▶ [Required work]
Filter the entries, keeping every line with the word "JSON".

*** Block opens ***

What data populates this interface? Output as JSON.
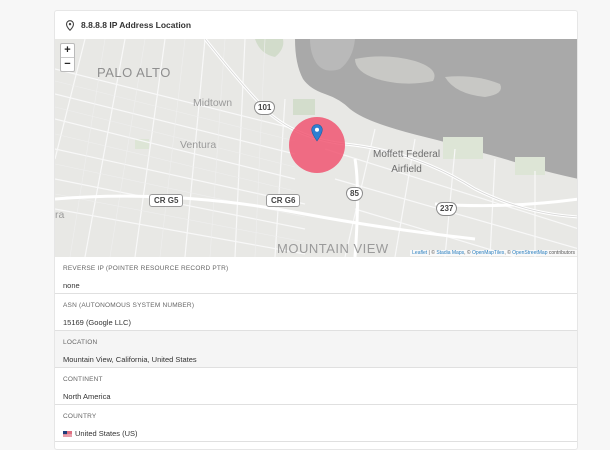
{
  "card": {
    "title": "8.8.8.8 IP Address Location"
  },
  "map": {
    "zoom_in": "+",
    "zoom_out": "−",
    "labels": {
      "palo_alto": "PALO ALTO",
      "midtown": "Midtown",
      "ventura": "Ventura",
      "moffett_1": "Moffett Federal",
      "moffett_2": "Airfield",
      "mountain_view": "MOUNTAIN VIEW",
      "edge_left": "ra"
    },
    "shields": {
      "us101": "101",
      "cr_g5": "CR G5",
      "cr_g6": "CR G6",
      "hw85": "85",
      "hw237": "237"
    },
    "attribution": {
      "leaflet": "Leaflet",
      "sep1": " | © ",
      "stadia": "Stadia Maps",
      "sep2": ", © ",
      "omt": "OpenMapTiles",
      "sep3": ", © ",
      "osm": "OpenStreetMap",
      "tail": " contributors"
    },
    "colors": {
      "circle": "#f04f6c",
      "marker": "#2f7fd1",
      "water": "#a9a9a9"
    }
  },
  "fields": [
    {
      "label": "REVERSE IP (POINTER RESOURCE RECORD PTR)",
      "value": "none"
    },
    {
      "label": "ASN (AUTONOMOUS SYSTEM NUMBER)",
      "value": "15169 (Google LLC)"
    },
    {
      "label": "LOCATION",
      "value": "Mountain View, California, United States"
    },
    {
      "label": "CONTINENT",
      "value": "North America"
    },
    {
      "label": "COUNTRY",
      "value": "United States (US)"
    }
  ]
}
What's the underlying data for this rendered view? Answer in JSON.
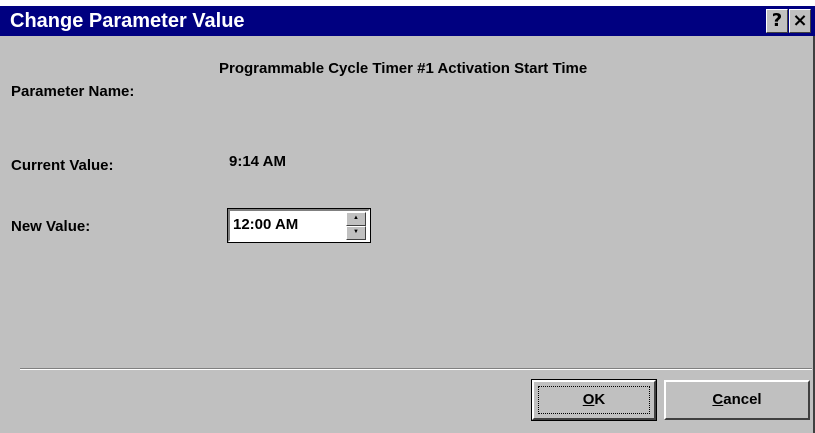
{
  "window": {
    "title": "Change Parameter Value",
    "help_glyph": "?",
    "close_glyph": "×"
  },
  "fields": {
    "parameter_name_label": "Parameter Name:",
    "parameter_name_value": "Programmable Cycle Timer #1 Activation Start Time",
    "current_value_label": "Current Value:",
    "current_value": "9:14 AM",
    "new_value_label": "New Value:",
    "new_value": "12:00 AM"
  },
  "buttons": {
    "ok_accel": "O",
    "ok_rest": "K",
    "cancel_accel": "C",
    "cancel_rest": "ancel"
  },
  "icons": {
    "spin_up": "spin-up-arrow-icon",
    "spin_down": "spin-down-arrow-icon"
  },
  "colors": {
    "titlebar": "#000080",
    "dialog_face": "#c0c0c0"
  }
}
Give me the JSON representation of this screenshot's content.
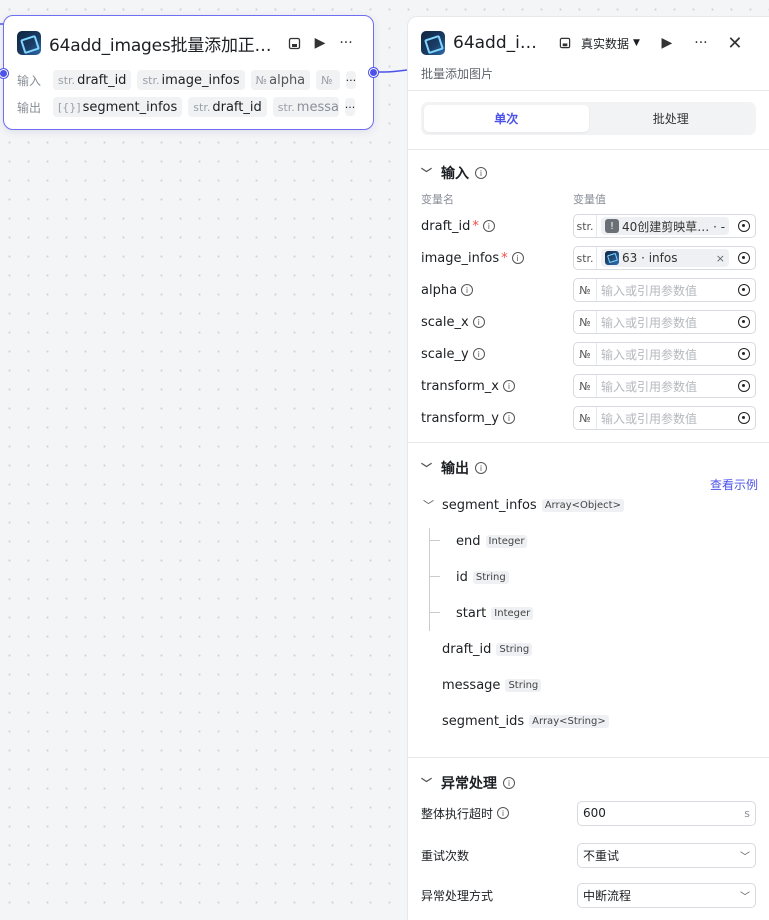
{
  "node": {
    "title": "64add_images批量添加正文…",
    "input_label": "输入",
    "output_label": "输出",
    "inputs": [
      {
        "type": "str.",
        "name": "draft_id"
      },
      {
        "type": "str.",
        "name": "image_infos"
      },
      {
        "type": "№",
        "name": "alpha"
      },
      {
        "type": "№",
        "name": ""
      }
    ],
    "outputs": [
      {
        "type": "[{}]",
        "name": "segment_infos"
      },
      {
        "type": "str.",
        "name": "draft_id"
      },
      {
        "type": "str.",
        "name": "message"
      }
    ],
    "more": "···"
  },
  "panel": {
    "title": "64add_im…",
    "data_mode": "真实数据",
    "subtitle": "批量添加图片",
    "tabs": [
      "单次",
      "批处理"
    ],
    "inputs_section": {
      "title": "输入",
      "col_name": "变量名",
      "col_value": "变量值",
      "rows": [
        {
          "name": "draft_id",
          "required": true,
          "type": "str.",
          "kind": "ref-warning",
          "value": "40创建剪映草… · -"
        },
        {
          "name": "image_infos",
          "required": true,
          "type": "str.",
          "kind": "ref-node",
          "value": "63 · infos"
        },
        {
          "name": "alpha",
          "required": false,
          "type": "№",
          "kind": "empty",
          "value": "输入或引用参数值"
        },
        {
          "name": "scale_x",
          "required": false,
          "type": "№",
          "kind": "empty",
          "value": "输入或引用参数值"
        },
        {
          "name": "scale_y",
          "required": false,
          "type": "№",
          "kind": "empty",
          "value": "输入或引用参数值"
        },
        {
          "name": "transform_x",
          "required": false,
          "type": "№",
          "kind": "empty",
          "value": "输入或引用参数值"
        },
        {
          "name": "transform_y",
          "required": false,
          "type": "№",
          "kind": "empty",
          "value": "输入或引用参数值"
        }
      ]
    },
    "outputs_section": {
      "title": "输出",
      "view_example": "查看示例",
      "tree": [
        {
          "name": "segment_infos",
          "type": "Array<Object>"
        },
        {
          "name": "end",
          "type": "Integer"
        },
        {
          "name": "id",
          "type": "String"
        },
        {
          "name": "start",
          "type": "Integer"
        },
        {
          "name": "draft_id",
          "type": "String"
        },
        {
          "name": "message",
          "type": "String"
        },
        {
          "name": "segment_ids",
          "type": "Array<String>"
        }
      ]
    },
    "error_section": {
      "title": "异常处理",
      "timeout_label": "整体执行超时",
      "timeout_value": "600",
      "timeout_unit": "s",
      "retry_label": "重试次数",
      "retry_value": "不重试",
      "mode_label": "异常处理方式",
      "mode_value": "中断流程"
    }
  },
  "colors": {
    "accent": "#4d53e8",
    "node_border": "#6f6ef2",
    "required": "#f54a45"
  }
}
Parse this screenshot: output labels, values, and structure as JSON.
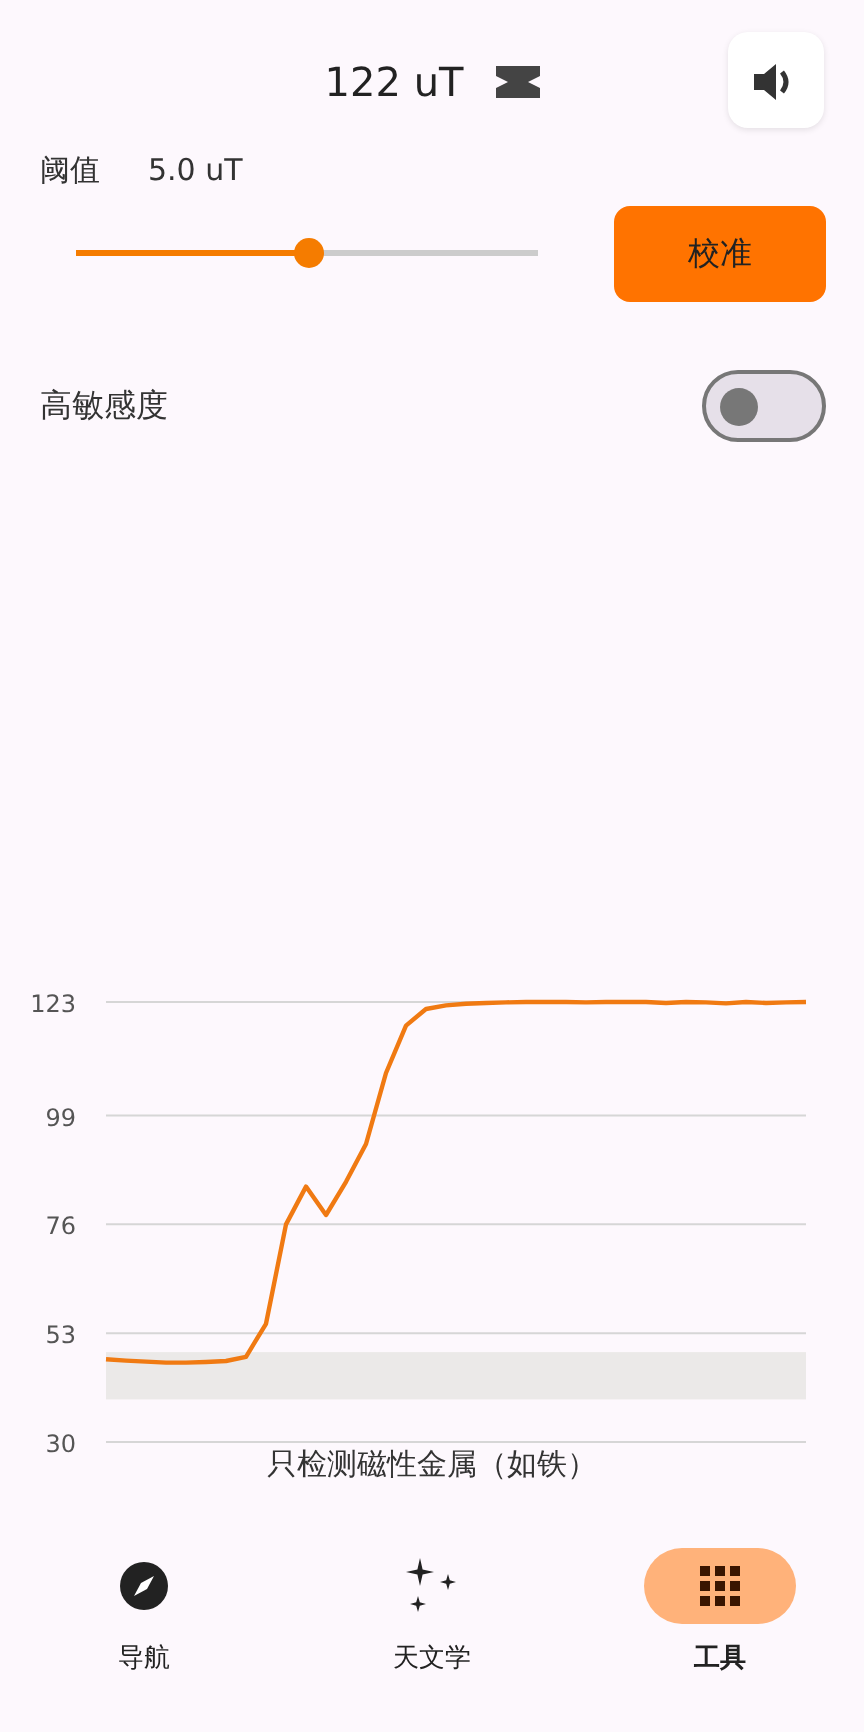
{
  "header": {
    "reading": "122 uT"
  },
  "threshold": {
    "label": "阈值",
    "value": "5.0 uT",
    "level": 0.5
  },
  "calibrate_button": "校准",
  "high_sensitivity": {
    "label": "高敏感度",
    "on": false
  },
  "chart": {
    "caption": "只检测磁性金属（如铁）",
    "chart_data": {
      "type": "line",
      "ylim": [
        30,
        123
      ],
      "yticks": [
        30,
        53,
        76,
        99,
        123
      ],
      "grid": true,
      "bands": [
        {
          "axis": "y",
          "from": 39,
          "to": 49
        }
      ],
      "series": [
        {
          "color": "#f07a12",
          "values": [
            47.5,
            47.2,
            47,
            46.8,
            46.8,
            46.9,
            47.1,
            48,
            55,
            76,
            84,
            78,
            85,
            93,
            108,
            118,
            121.5,
            122.3,
            122.6,
            122.8,
            122.9,
            123,
            123,
            123,
            122.9,
            123,
            123,
            123,
            122.8,
            123,
            122.9,
            122.7,
            123,
            122.8,
            122.9,
            123
          ]
        }
      ]
    }
  },
  "nav": [
    {
      "kind": "compass",
      "label": "导航",
      "selected": false
    },
    {
      "kind": "stars",
      "label": "天文学",
      "selected": false
    },
    {
      "kind": "grid",
      "label": "工具",
      "selected": true
    }
  ]
}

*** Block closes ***

▶ [Reply]
What data populates this interface? Output as JSON.
What's the underlying data for this rendered view? Answer in JSON.
Give me the JSON representation of this screenshot's content.
Parse this screenshot: output labels, values, and structure as JSON.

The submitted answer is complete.